That, in turn, leads to the understanding that what once seemed wholly his and even undistinguishable from himself is in fact someone else's: something properly to be desired only at a greater distance and in the form of socially acceptable substitutes. Freud stimulates us to think about the messiness.
Freud and Jesus are wonderful Iconic myths. Both were bombastic and in our society that always receives much attention.
Freud rarely helped his patients and even harmed them. He also blamed them for their shame and guilt. That Jesus fellow just couldn't find the time to write anything down,I guess he was too busy for that.
THREE ESSAYS ON THE THEORY OF SEXUALITY
I too, as a previous poster said, "disagree with most of Freud's theories such as the oedipus complex and the psychosexual stages" and am none too impressed by the notion of a death wish. Having said that I go with the flow that his contribution and influence on the developments in the field of psychotherapy in the 20th Century was more that merely that of an "iconic myth" On the subject of icons, for those among psychotherapists and clients who may feel a strong wish for the death of Freud, here is the blurb from a very well written and enjoyable book that is well worth the read by Todd Dufresne that is titled.

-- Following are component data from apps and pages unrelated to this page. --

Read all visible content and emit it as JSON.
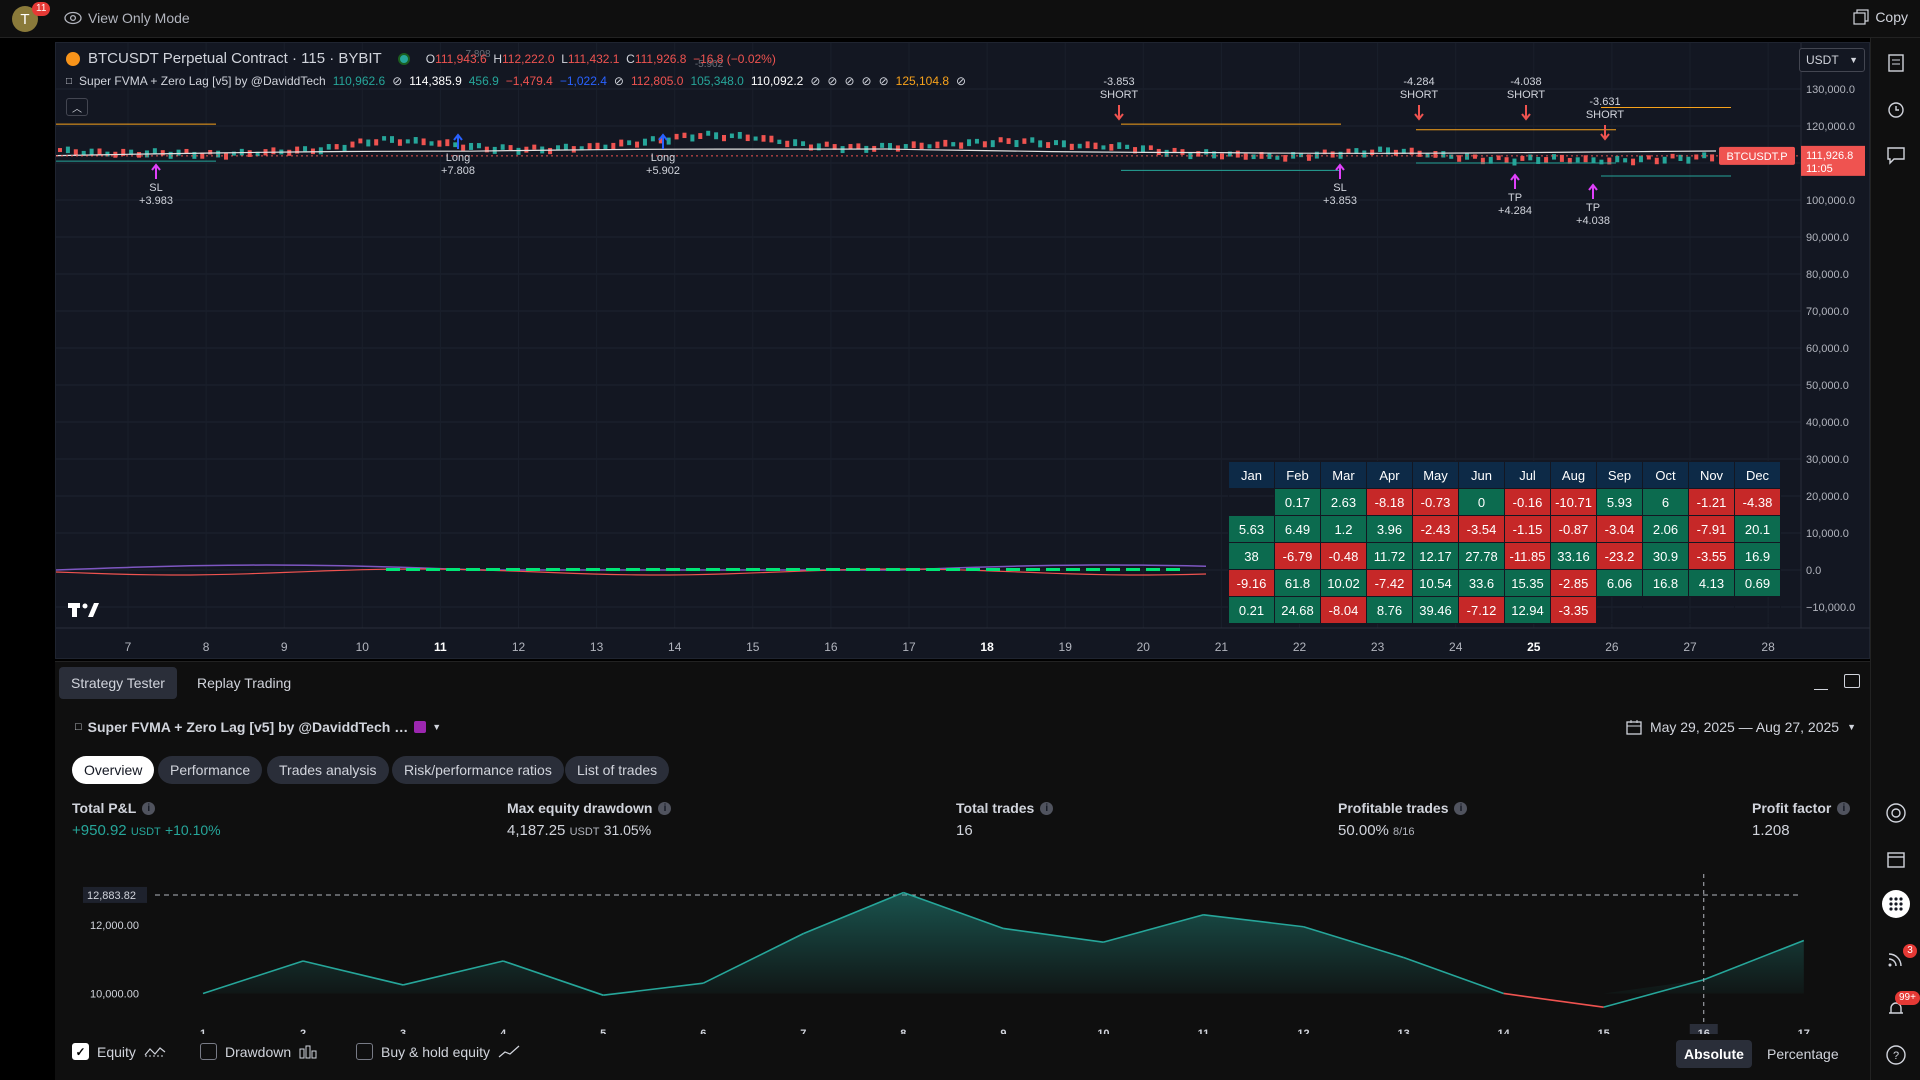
{
  "topbar": {
    "avatar_letter": "T",
    "avatar_badge": "11",
    "view_mode": "View Only Mode",
    "copy_label": "Copy"
  },
  "chart": {
    "symbol": "BTCUSDT Perpetual Contract · 115 · BYBIT",
    "ohlc": [
      {
        "k": "O",
        "v": "111,943.6"
      },
      {
        "k": "H",
        "v": "112,222.0"
      },
      {
        "k": "L",
        "v": "111,432.1"
      },
      {
        "k": "C",
        "v": "111,926.8"
      }
    ],
    "change": "−16.8 (−0.02%)",
    "indicator": {
      "name": "Super FVMA + Zero Lag [v5] by @DaviddTech",
      "values": [
        {
          "v": "110,962.6",
          "c": "#26a69a"
        },
        {
          "v": "114,385.9",
          "c": "#ffffff"
        },
        {
          "v": "456.9",
          "c": "#26a69a"
        },
        {
          "v": "−1,479.4",
          "c": "#ef5350"
        },
        {
          "v": "−1,022.4",
          "c": "#2962ff"
        },
        {
          "v": "112,805.0",
          "c": "#ef5350"
        },
        {
          "v": "105,348.0",
          "c": "#26a69a"
        },
        {
          "v": "110,092.2",
          "c": "#ffffff"
        },
        {
          "v": "125,104.8",
          "c": "#f7a21b"
        }
      ]
    },
    "currency": "USDT",
    "y_ticks": [
      "130,000.0",
      "120,000.0",
      "110,000.0",
      "100,000.0",
      "90,000.0",
      "80,000.0",
      "70,000.0",
      "60,000.0",
      "50,000.0",
      "40,000.0",
      "30,000.0",
      "20,000.0",
      "10,000.0",
      "0.0",
      "−10,000.0"
    ],
    "x_ticks": [
      "7",
      "8",
      "9",
      "10",
      "11",
      "12",
      "13",
      "14",
      "15",
      "16",
      "17",
      "18",
      "19",
      "20",
      "21",
      "22",
      "23",
      "24",
      "25",
      "26",
      "27",
      "28"
    ],
    "price_tag": {
      "symbol": "BTCUSDT.P",
      "price": "111,926.8",
      "countdown": "11:05"
    },
    "trade_labels": [
      {
        "t": "SL",
        "v": "+3.983"
      },
      {
        "t": "Long",
        "v": "+7.808"
      },
      {
        "t": "Long",
        "v": "+5.902"
      },
      {
        "t": "SHORT",
        "v": "-3.853"
      },
      {
        "t": "SL",
        "v": "+3.853"
      },
      {
        "t": "SHORT",
        "v": "-4.284"
      },
      {
        "t": "SHORT",
        "v": "-4.038"
      },
      {
        "t": "TP",
        "v": "+4.284"
      },
      {
        "t": "SHORT",
        "v": "-3.631"
      },
      {
        "t": "TP",
        "v": "+4.038"
      }
    ],
    "faint_labels": [
      "7.808",
      "-5.902"
    ],
    "monthly_table": {
      "months": [
        "Jan",
        "Feb",
        "Mar",
        "Apr",
        "May",
        "Jun",
        "Jul",
        "Aug",
        "Sep",
        "Oct",
        "Nov",
        "Dec"
      ],
      "rows": [
        [
          "",
          "0.17",
          "2.63",
          "-8.18",
          "-0.73",
          "0",
          "-0.16",
          "-10.71",
          "5.93",
          "6",
          "-1.21",
          "-4.38"
        ],
        [
          "5.63",
          "6.49",
          "1.2",
          "3.96",
          "-2.43",
          "-3.54",
          "-1.15",
          "-0.87",
          "-3.04",
          "2.06",
          "-7.91",
          "20.1"
        ],
        [
          "38",
          "-6.79",
          "-0.48",
          "11.72",
          "12.17",
          "27.78",
          "-11.85",
          "33.16",
          "-23.2",
          "30.9",
          "-3.55",
          "16.9"
        ],
        [
          "-9.16",
          "61.8",
          "10.02",
          "-7.42",
          "10.54",
          "33.6",
          "15.35",
          "-2.85",
          "6.06",
          "16.8",
          "4.13",
          "0.69"
        ],
        [
          "0.21",
          "24.68",
          "-8.04",
          "8.76",
          "39.46",
          "-7.12",
          "12.94",
          "-3.35",
          "",
          "",
          "",
          ""
        ]
      ]
    }
  },
  "panel": {
    "tabs": [
      "Strategy Tester",
      "Replay Trading"
    ],
    "strategy_name": "Super FVMA + Zero Lag [v5] by @DaviddTech …",
    "date_range": "May 29, 2025 — Aug 27, 2025",
    "subtabs": [
      "Overview",
      "Performance",
      "Trades analysis",
      "Risk/performance ratios",
      "List of trades"
    ],
    "metrics": {
      "total_pnl": {
        "label": "Total P&L",
        "value": "+950.92",
        "unit": "USDT",
        "pct": "+10.10%"
      },
      "max_dd": {
        "label": "Max equity drawdown",
        "value": "4,187.25",
        "unit": "USDT",
        "pct": "31.05%"
      },
      "total_trades": {
        "label": "Total trades",
        "value": "16"
      },
      "profitable": {
        "label": "Profitable trades",
        "value": "50.00%",
        "sub": "8/16"
      },
      "profit_factor": {
        "label": "Profit factor",
        "value": "1.208"
      }
    },
    "checkboxes": {
      "equity": "Equity",
      "drawdown": "Drawdown",
      "buyhold": "Buy & hold equity"
    },
    "segments": {
      "absolute": "Absolute",
      "percentage": "Percentage"
    }
  },
  "chart_data": {
    "type": "area",
    "x": [
      1,
      2,
      3,
      4,
      5,
      6,
      7,
      8,
      9,
      10,
      11,
      12,
      13,
      14,
      15,
      16,
      17
    ],
    "values": [
      10000,
      10950,
      10250,
      10950,
      9950,
      10300,
      11750,
      12950,
      11900,
      11500,
      12300,
      11950,
      11050,
      10000,
      9600,
      10400,
      11550
    ],
    "y_ticks": [
      "12,000.00",
      "10,000.00"
    ],
    "max_label": "12,883.82",
    "baseline": 10000,
    "ylim": [
      9400,
      13200
    ],
    "legend": "bottom-left",
    "colors": {
      "above": "#26a69a",
      "below": "#ef5350"
    }
  },
  "colors": {
    "green_cell": "#0c6b4f",
    "red_cell": "#c62828",
    "accent": "#26a69a"
  }
}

The critique ranges across the strange case of Anna O, the hysteria of Josef Breuer, the love of dogs, the Freud industry, the role of gossip and fiction, bad manners, pop psychology and French philosophy, figure skating on thin ice, and contemporary therapy culture. A map to the Freudian minefield and a masterful negotiation of high theory and low culture, "Killing Freud" is a revaluation of psychoanalysis and its real place in 20th-century history. It should appeal to anyone curious about the life of the mind after the death of Freud.

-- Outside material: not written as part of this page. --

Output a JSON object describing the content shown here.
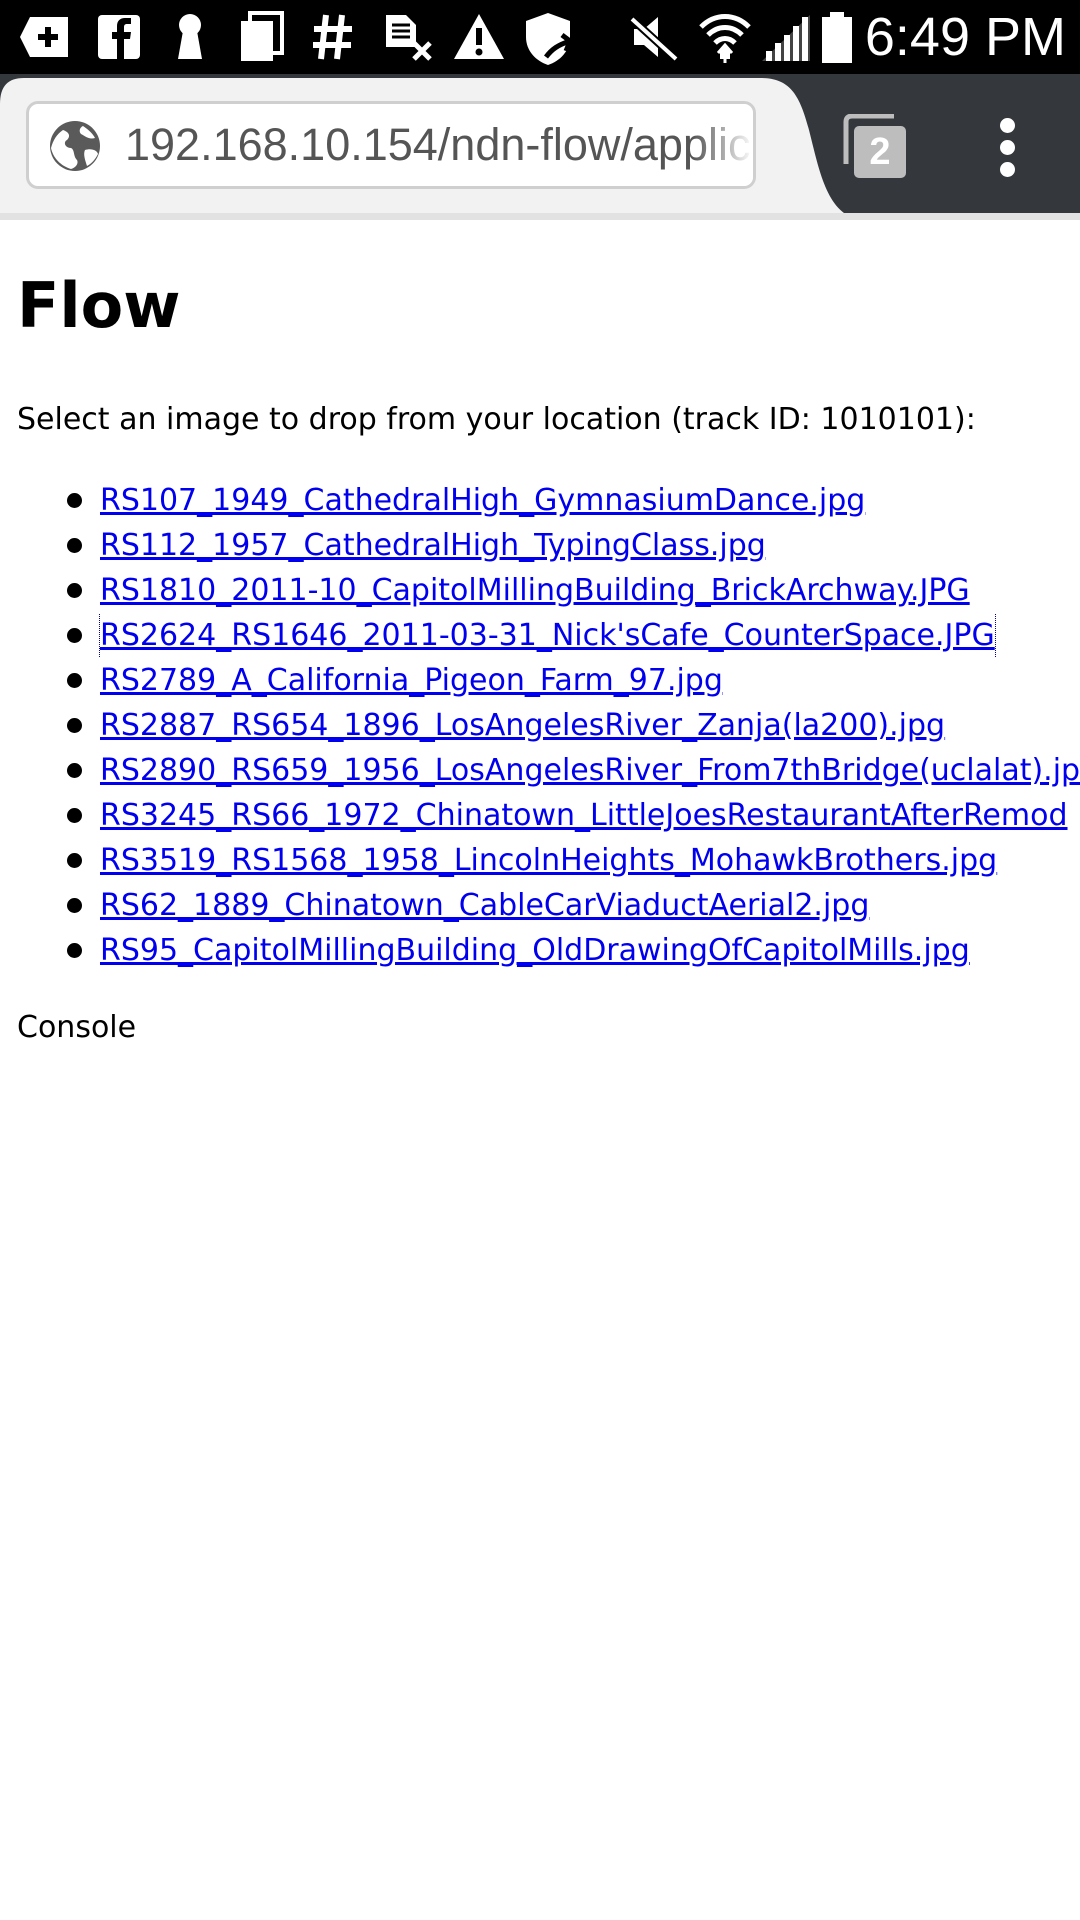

Grimes from Tokyo, Thank you for your comments. They inspire me to think some more. I appreciate you pointing me to further reading. Thanks Again! If we're saying his doing it poorly made others want to do it better-I'm on board. I believe any who tries hard deserves credit for trying but he still got it wrong. If people want to say he was wrong and inspirational that's fine but still confusing. Great to hear the comments, specially David Petropoulos and realize I am not the only one "not getting it" when it comes to agreeing with Freud's ideas.